Audio Digitisation at the NFSA
More for all – increasing capacity and capability.
On Monday November 16th, 19 members and visitors gathered at the SAE Institute in South Melbourne to hear Ross Garrett of the National Film and Sound Archive, Canberra tell us about their major project of updating the systems used for digitisation of their sound assets.
He described the previous system based on multiple AES-3 connections to the digital audio workstations (DAWs) in each of their seven studios, with a complex analogue/digital patching system to route the individual AES-3 feeds to the desired destinations.
He covered the current system’s inadequacy in digital synchronization and patching functionality, as well as the imperative to replace the aging hardware.
He then outlined the infrastructure review they carried out with the goals of providing information on future-proofing the systems, enabling new workflows, and decentralizing tasks to maximize use of resources.
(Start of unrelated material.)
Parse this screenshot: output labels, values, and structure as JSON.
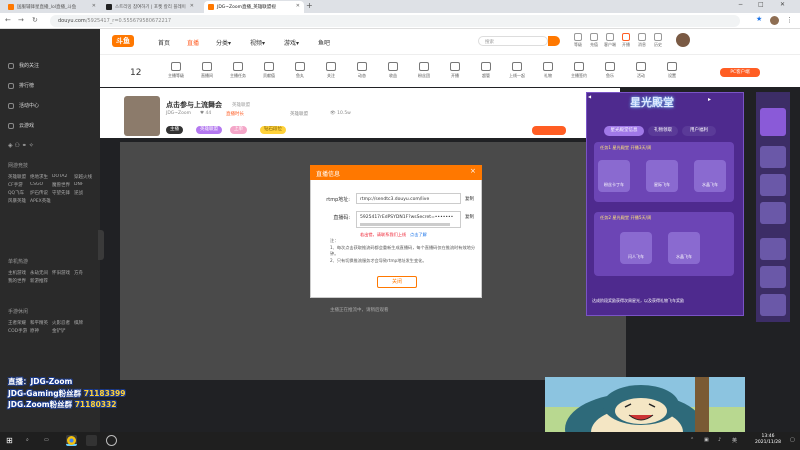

He explained that the review recommended an infrastructure upgrade comprising new Analog to Digital Converters, DAWs, a multi-channel routing system and batch processing device.
He then described the NFSA audio collection, which comprises 160,000 items of which only 16% are currently digitised, and a target of 35,000 items to be digitised in the next ten years. He explained that at their current rate they would not achieve the target, with the unfortunate effect that many items would perish before being digitised.
His point was that they need to increase their throughput and planned on achieving this by creating more digital copies in less time using multi-track tapes & multiple-ingest, as well as using batch-process techniques for restoration work. This was achieved by using 8 channel converters, interconnecting via a digital MADI network and using a standalone device for batch processing restoration tasks.
Ross then described in detail the hardware employed, and the interconnection topology.
The concept and practice of “multiple ingest” was explained, and demonstrated with a video of a workstation running a multiple-ingest session. Multiple-ingest permits one studio to be ingesting two or more items simultaneously with the monitoring automatically cycling through the multiple feeds on a regular and frequent basis for Quality Assurance purposes. Restoration batch processing, based on a Cedar device was also explained.
He then described the refit process, emphasising that they were able to keep the downtime to a minimum by keeping the old system running and building the new system in parallel.
Following the presentation, a long Q&A session covering a wide range of NFSA topics, techniques, and technologies was indicative of the interest of the audience in the subject matter.
We thank Ross for travelling from Canberra to Melbourne to present to us on this fascinating subject.
Ross’ presentation slides in PDF format can be viewed or downloaded here
An audio recording of Ross’ presentation can be played or downloaded here
Thanks to Graham Haynes and his trusty Tascam for the audio recording.
Special thanks to the SAE Institute for providing the venue for our meetings.